[Data items]

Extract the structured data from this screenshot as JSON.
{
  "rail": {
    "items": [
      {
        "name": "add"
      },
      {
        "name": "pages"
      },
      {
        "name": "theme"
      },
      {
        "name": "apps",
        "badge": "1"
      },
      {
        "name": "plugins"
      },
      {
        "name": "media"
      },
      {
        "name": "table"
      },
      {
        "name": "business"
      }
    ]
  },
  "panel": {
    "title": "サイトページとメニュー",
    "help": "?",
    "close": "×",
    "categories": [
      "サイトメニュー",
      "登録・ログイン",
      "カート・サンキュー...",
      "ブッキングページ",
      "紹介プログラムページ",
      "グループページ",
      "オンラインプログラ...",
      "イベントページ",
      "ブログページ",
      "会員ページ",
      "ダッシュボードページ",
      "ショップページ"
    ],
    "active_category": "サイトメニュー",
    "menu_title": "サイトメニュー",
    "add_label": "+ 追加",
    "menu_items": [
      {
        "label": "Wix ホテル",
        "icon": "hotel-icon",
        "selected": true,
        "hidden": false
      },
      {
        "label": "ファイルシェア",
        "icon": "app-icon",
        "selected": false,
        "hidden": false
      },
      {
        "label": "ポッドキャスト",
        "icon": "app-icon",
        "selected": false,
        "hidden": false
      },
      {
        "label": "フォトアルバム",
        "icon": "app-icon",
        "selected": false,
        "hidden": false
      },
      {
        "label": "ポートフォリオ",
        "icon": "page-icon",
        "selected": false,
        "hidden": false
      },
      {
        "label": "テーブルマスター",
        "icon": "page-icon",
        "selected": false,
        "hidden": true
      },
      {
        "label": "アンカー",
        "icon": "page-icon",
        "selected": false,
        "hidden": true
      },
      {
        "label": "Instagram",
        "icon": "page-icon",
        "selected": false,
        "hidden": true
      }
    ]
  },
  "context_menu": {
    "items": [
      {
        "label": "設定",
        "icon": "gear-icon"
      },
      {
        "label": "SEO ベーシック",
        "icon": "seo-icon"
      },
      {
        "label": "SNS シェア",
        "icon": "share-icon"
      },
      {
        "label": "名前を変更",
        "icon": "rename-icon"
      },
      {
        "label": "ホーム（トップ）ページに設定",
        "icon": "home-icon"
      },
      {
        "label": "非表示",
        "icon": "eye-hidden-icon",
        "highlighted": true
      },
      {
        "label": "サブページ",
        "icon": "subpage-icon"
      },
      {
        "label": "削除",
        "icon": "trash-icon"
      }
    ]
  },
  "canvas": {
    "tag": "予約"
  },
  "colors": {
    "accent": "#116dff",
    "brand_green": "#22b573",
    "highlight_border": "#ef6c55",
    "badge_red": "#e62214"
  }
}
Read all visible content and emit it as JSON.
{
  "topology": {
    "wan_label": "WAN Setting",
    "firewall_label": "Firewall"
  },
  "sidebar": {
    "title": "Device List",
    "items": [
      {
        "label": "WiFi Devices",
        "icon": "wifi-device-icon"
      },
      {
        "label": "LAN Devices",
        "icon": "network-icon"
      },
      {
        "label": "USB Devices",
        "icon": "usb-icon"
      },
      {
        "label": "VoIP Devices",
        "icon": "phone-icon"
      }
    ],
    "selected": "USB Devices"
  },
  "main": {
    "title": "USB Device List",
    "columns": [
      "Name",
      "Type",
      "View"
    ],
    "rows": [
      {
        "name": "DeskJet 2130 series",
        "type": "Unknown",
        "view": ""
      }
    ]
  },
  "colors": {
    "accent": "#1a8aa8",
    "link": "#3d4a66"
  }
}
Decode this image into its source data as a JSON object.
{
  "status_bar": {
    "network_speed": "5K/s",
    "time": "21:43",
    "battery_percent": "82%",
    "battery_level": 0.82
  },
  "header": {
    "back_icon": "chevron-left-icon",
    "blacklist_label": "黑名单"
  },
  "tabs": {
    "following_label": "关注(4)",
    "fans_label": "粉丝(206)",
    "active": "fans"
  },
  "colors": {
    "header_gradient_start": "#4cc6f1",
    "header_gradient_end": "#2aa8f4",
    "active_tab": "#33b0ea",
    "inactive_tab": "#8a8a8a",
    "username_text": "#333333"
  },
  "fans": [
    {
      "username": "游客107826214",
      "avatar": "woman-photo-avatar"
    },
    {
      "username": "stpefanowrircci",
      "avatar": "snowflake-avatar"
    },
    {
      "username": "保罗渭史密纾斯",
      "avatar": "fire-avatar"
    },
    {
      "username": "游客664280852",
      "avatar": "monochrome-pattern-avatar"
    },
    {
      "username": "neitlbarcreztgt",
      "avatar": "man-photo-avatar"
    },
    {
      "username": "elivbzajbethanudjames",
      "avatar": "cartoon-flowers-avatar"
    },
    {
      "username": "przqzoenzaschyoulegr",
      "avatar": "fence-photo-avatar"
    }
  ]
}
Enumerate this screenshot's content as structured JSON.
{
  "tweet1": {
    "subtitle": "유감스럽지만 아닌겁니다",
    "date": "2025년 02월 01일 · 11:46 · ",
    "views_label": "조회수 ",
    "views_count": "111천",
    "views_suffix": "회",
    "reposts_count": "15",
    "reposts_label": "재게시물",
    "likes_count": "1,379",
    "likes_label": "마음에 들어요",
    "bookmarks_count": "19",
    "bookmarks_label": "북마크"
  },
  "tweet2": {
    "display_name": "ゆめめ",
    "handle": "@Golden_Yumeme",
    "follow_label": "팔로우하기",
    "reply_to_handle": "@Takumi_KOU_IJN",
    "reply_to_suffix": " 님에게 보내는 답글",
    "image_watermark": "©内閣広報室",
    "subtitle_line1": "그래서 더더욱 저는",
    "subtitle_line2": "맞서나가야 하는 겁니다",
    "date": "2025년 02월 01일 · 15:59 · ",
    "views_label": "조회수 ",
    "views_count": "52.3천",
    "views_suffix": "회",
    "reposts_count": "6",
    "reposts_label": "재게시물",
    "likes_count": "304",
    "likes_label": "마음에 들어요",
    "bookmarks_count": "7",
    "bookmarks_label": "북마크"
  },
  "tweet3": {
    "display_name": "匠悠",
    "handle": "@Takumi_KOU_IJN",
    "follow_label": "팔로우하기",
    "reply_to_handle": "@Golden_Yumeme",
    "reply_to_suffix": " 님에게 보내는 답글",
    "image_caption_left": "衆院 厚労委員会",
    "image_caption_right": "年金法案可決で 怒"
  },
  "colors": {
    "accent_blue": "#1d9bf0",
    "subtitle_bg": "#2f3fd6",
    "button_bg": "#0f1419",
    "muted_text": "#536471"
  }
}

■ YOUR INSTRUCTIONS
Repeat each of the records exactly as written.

■ RESULT FOR THIS TASK
Extract the structured data from this screenshot as JSON.
{
  "rail": {
    "items": [
      {
        "name": "add"
      },
      {
        "name": "pages"
      },
      {
        "name": "theme"
      },
      {
        "name": "apps",
        "badge": "1"
      },
      {
        "name": "plugins"
      },
      {
        "name": "media"
      },
      {
        "name": "table"
      },
      {
        "name": "business"
      }
    ]
  },
  "panel": {
    "title": "サイトページとメニュー",
    "help": "?",
    "close": "×",
    "categories": [
      "サイトメニュー",
      "登録・ログイン",
      "カート・サンキュー...",
      "ブッキングページ",
      "紹介プログラムページ",
      "グループページ",
      "オンラインプログラ...",
      "イベントページ",
      "ブログページ",
      "会員ページ",
      "ダッシュボードページ",
      "ショップページ"
    ],
    "active_category": "サイトメニュー",
    "menu_title": "サイトメニュー",
    "add_label": "+ 追加",
    "menu_items": [
      {
        "label": "Wix ホテル",
        "icon": "hotel-icon",
        "selected": true,
        "hidden": false
      },
      {
        "label": "ファイルシェア",
        "icon": "app-icon",
        "selected": false,
        "hidden": false
      },
      {
        "label": "ポッドキャスト",
        "icon": "app-icon",
        "selected": false,
        "hidden": false
      },
      {
        "label": "フォトアルバム",
        "icon": "app-icon",
        "selected": false,
        "hidden": false
      },
      {
        "label": "ポートフォリオ",
        "icon": "page-icon",
        "selected": false,
        "hidden": false
      },
      {
        "label": "テーブルマスター",
        "icon": "page-icon",
        "selected": false,
        "hidden": true
      },
      {
        "label": "アンカー",
        "icon": "page-icon",
        "selected": false,
        "hidden": true
      },
      {
        "label": "Instagram",
        "icon": "page-icon",
        "selected": false,
        "hidden": true
      }
    ]
  },
  "context_menu": {
    "items": [
      {
        "label": "設定",
        "icon": "gear-icon"
      },
      {
        "label": "SEO ベーシック",
        "icon": "seo-icon"
      },
      {
        "label": "SNS シェア",
        "icon": "share-icon"
      },
      {
        "label": "名前を変更",
        "icon": "rename-icon"
      },
      {
        "label": "ホーム（トップ）ページに設定",
        "icon": "home-icon"
      },
      {
        "label": "非表示",
        "icon": "eye-hidden-icon",
        "highlighted": true
      },
      {
        "label": "サブページ",
        "icon": "subpage-icon"
      },
      {
        "label": "削除",
        "icon": "trash-icon"
      }
    ]
  },
  "canvas": {
    "tag": "予約"
  },
  "colors": {
    "accent": "#116dff",
    "brand_green": "#22b573",
    "highlight_border": "#ef6c55",
    "badge_red": "#e62214"
  }
}
Read all visible content and emit it as JSON.
{
  "topology": {
    "wan_label": "WAN Setting",
    "firewall_label": "Firewall"
  },
  "sidebar": {
    "title": "Device List",
    "items": [
      {
        "label": "WiFi Devices",
        "icon": "wifi-device-icon"
      },
      {
        "label": "LAN Devices",
        "icon": "network-icon"
      },
      {
        "label": "USB Devices",
        "icon": "usb-icon"
      },
      {
        "label": "VoIP Devices",
        "icon": "phone-icon"
      }
    ],
    "selected": "USB Devices"
  },
  "main": {
    "title": "USB Device List",
    "columns": [
      "Name",
      "Type",
      "View"
    ],
    "rows": [
      {
        "name": "DeskJet 2130 series",
        "type": "Unknown",
        "view": ""
      }
    ]
  },
  "colors": {
    "accent": "#1a8aa8",
    "link": "#3d4a66"
  }
}
Decode this image into its source data as a JSON object.
{
  "status_bar": {
    "network_speed": "5K/s",
    "time": "21:43",
    "battery_percent": "82%",
    "battery_level": 0.82
  },
  "header": {
    "back_icon": "chevron-left-icon",
    "blacklist_label": "黑名单"
  },
  "tabs": {
    "following_label": "关注(4)",
    "fans_label": "粉丝(206)",
    "active": "fans"
  },
  "colors": {
    "header_gradient_start": "#4cc6f1",
    "header_gradient_end": "#2aa8f4",
    "active_tab": "#33b0ea",
    "inactive_tab": "#8a8a8a",
    "username_text": "#333333"
  },
  "fans": [
    {
      "username": "游客107826214",
      "avatar": "woman-photo-avatar"
    },
    {
      "username": "stpefanowrircci",
      "avatar": "snowflake-avatar"
    },
    {
      "username": "保罗渭史密纾斯",
      "avatar": "fire-avatar"
    },
    {
      "username": "游客664280852",
      "avatar": "monochrome-pattern-avatar"
    },
    {
      "username": "neitlbarcreztgt",
      "avatar": "man-photo-avatar"
    },
    {
      "username": "elivbzajbethanudjames",
      "avatar": "cartoon-flowers-avatar"
    },
    {
      "username": "przqzoenzaschyoulegr",
      "avatar": "fence-photo-avatar"
    }
  ]
}
Enumerate this screenshot's content as structured JSON.
{
  "tweet1": {
    "subtitle": "유감스럽지만 아닌겁니다",
    "date": "2025년 02월 01일 · 11:46 · ",
    "views_label": "조회수 ",
    "views_count": "111천",
    "views_suffix": "회",
    "reposts_count": "15",
    "reposts_label": "재게시물",
    "likes_count": "1,379",
    "likes_label": "마음에 들어요",
    "bookmarks_count": "19",
    "bookmarks_label": "북마크"
  },
  "tweet2": {
    "display_name": "ゆめめ",
    "handle": "@Golden_Yumeme",
    "follow_label": "팔로우하기",
    "reply_to_handle": "@Takumi_KOU_IJN",
    "reply_to_suffix": " 님에게 보내는 답글",
    "image_watermark": "©内閣広報室",
    "subtitle_line1": "그래서 더더욱 저는",
    "subtitle_line2": "맞서나가야 하는 겁니다",
    "date": "2025년 02월 01일 · 15:59 · ",
    "views_label": "조회수 ",
    "views_count": "52.3천",
    "views_suffix": "회",
    "reposts_count": "6",
    "reposts_label": "재게시물",
    "likes_count": "304",
    "likes_label": "마음에 들어요",
    "bookmarks_count": "7",
    "bookmarks_label": "북마크"
  },
  "tweet3": {
    "display_name": "匠悠",
    "handle": "@Takumi_KOU_IJN",
    "follow_label": "팔로우하기",
    "reply_to_handle": "@Golden_Yumeme",
    "reply_to_suffix": " 님에게 보내는 답글",
    "image_caption_left": "衆院 厚労委員会",
    "image_caption_right": "年金法案可決で 怒"
  },
  "colors": {
    "accent_blue": "#1d9bf0",
    "subtitle_bg": "#2f3fd6",
    "button_bg": "#0f1419",
    "muted_text": "#536471"
  }
}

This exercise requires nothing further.